How Students Are Adjusting to Remote Learning

How+Students+Are+Adjusting+to+Remote+Learning

Payton Schreier, Centurion Staff

Online Learning has taken a definite turn, and according to students, it may be for the worse. Many students are now being forced to stay home to complete their schooling, which can be damaging on many levels.

While students try their best to keep their productivity and concentration up at home, some have tried to get into a routine to try to make the day feel like a real school day. Some even dedicate certain areas in their house as their “school desk” or study area.

Many students have a specific room that they stay in while doing their online schooling and meetings. Brittney Grida, 19, psychology major says she studies at a desk in the corner of her room. “I keep my textbooks and notebooks in my desk along with my diffuser. I use my diffuser regularly to help me relax during school,” said Grida.

While most students do have a desk to work at and keep their school supplies organized, Rebekah Damon, 19, nursing major says she usually does her online school in her room or at her dining room table.

“If I’m in my room, I’ll do it on the floor because I don’t have a desk. I have all my pencils laid out with my notebooks as well. I use the dining room table as my locker basically,” said Damon.

Other students don’t have the space or the time to be as organized as they would normally be. William Youse, 19, computer science major feels that one advantage to having classes online is

that all his textbooks are online as well and he does not need to worry about the school work clutter. This advantage creates an easier way for students and teachers themselves to be more organized, as most of everything needed is through the computer.

On the other hand, online schooling has been negatively affecting some students. A balance between home life and classroom life has not been equal, and it has taken an effect on Youse, as he believes he’s not good at managing classwork and home life together.

“Whatever comes to mind first gets done first. After that, it’s just pure anxiety that takes over,” said Youse.

Online learning has caused increased stress on students and teachers as they are having a harder time reaching out to students for help, but teachers can no longer see or help their students directly.

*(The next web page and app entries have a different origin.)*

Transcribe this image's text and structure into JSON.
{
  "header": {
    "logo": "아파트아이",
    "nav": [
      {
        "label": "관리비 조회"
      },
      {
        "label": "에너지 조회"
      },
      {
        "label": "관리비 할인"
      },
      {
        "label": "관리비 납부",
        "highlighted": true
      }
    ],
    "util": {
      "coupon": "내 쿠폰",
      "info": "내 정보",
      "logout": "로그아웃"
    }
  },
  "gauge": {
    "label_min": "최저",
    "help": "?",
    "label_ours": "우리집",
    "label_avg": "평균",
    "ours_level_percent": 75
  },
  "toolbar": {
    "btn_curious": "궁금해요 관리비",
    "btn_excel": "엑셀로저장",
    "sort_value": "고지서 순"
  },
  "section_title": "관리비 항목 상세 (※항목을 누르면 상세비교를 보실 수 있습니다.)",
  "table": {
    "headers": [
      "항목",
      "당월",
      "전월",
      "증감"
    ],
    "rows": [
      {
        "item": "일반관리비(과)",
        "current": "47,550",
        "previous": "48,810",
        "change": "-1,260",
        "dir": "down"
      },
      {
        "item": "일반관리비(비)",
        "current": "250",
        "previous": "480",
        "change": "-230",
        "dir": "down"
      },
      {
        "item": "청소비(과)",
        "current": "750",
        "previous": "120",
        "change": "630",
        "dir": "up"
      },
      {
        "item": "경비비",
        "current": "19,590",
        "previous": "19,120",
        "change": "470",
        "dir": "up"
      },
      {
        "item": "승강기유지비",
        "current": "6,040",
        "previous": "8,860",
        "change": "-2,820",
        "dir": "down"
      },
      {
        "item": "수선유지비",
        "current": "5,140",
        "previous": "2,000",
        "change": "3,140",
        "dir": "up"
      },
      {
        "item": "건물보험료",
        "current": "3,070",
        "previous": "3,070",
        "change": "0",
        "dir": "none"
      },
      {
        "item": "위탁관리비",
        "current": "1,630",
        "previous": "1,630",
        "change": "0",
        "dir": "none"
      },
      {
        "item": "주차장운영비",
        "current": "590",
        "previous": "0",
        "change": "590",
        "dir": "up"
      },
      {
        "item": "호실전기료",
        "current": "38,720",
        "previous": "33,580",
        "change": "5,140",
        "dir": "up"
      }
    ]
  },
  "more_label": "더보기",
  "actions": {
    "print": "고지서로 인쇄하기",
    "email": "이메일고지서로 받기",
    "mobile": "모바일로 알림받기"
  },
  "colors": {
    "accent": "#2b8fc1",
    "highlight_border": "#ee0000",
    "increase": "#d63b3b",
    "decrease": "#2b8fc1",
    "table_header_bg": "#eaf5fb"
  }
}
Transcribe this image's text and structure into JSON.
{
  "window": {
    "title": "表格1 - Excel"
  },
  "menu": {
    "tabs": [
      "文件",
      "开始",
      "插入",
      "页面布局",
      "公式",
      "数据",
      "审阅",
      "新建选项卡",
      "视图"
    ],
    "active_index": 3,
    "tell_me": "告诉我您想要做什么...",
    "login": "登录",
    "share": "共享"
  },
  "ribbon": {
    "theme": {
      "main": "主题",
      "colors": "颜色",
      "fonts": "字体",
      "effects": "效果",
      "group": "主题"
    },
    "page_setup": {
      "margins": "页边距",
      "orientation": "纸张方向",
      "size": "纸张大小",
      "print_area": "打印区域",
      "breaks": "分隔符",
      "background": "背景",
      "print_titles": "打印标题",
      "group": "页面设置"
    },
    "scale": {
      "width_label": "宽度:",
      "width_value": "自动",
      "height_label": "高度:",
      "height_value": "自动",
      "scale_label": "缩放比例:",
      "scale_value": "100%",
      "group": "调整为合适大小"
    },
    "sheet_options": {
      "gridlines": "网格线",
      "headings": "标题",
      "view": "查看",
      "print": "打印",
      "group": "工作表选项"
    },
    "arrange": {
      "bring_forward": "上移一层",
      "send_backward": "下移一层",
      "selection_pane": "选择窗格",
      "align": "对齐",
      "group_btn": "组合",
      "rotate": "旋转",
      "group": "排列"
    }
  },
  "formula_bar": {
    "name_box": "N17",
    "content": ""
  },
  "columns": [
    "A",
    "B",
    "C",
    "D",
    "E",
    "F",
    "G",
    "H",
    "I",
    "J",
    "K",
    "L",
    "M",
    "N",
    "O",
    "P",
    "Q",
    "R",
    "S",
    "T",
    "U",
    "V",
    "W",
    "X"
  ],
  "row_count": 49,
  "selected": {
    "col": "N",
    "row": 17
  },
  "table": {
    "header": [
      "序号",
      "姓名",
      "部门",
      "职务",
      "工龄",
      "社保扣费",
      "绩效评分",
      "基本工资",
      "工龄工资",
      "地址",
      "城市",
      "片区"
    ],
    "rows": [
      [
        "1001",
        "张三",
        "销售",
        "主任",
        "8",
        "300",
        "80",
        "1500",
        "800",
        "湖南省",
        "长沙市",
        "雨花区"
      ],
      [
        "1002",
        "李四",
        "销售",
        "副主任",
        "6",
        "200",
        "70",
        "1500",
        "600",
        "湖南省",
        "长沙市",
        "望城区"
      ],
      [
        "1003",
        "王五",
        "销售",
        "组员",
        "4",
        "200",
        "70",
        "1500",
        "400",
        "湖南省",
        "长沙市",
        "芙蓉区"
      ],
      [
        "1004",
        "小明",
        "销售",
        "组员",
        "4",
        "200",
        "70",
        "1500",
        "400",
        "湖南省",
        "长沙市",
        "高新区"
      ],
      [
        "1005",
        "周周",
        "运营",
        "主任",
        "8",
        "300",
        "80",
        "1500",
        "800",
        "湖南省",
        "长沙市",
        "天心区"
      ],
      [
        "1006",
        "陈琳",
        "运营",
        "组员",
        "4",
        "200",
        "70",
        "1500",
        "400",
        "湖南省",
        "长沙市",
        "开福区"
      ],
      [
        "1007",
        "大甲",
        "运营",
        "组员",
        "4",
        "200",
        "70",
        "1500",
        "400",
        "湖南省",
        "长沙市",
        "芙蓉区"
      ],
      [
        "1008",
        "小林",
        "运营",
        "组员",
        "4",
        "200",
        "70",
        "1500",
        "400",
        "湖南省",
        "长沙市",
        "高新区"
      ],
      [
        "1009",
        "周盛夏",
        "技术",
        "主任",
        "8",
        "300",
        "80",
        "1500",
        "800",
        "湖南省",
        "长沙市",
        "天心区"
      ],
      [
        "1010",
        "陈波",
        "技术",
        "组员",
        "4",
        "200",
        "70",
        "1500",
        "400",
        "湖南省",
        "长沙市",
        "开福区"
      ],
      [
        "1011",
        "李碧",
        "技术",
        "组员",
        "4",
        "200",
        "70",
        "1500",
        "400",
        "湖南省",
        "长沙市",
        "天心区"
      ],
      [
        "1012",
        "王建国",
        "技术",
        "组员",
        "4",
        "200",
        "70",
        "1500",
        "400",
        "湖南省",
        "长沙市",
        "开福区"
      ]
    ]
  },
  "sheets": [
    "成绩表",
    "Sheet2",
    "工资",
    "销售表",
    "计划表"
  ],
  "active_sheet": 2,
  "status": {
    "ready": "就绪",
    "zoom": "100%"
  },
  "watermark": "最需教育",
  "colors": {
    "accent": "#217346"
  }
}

Many students are visual learners, and only being able to see what they need to learn through a screen without help can be very frustrating.

Some students are taking it better than others, as Damon stated she tries to time out her work so she have enough time to do everything.

“I give myself breaks in between as well. I’ll alternate my online classes as well to help myself focus and make it easier on myself,” said Damon. This can be beneficial for learning as switching up their routine could encourage more creativity and interest.

Online learning has seen both positives and negatives for students, and students themselves are pushing to see their degrees through no matter what the circumstances are.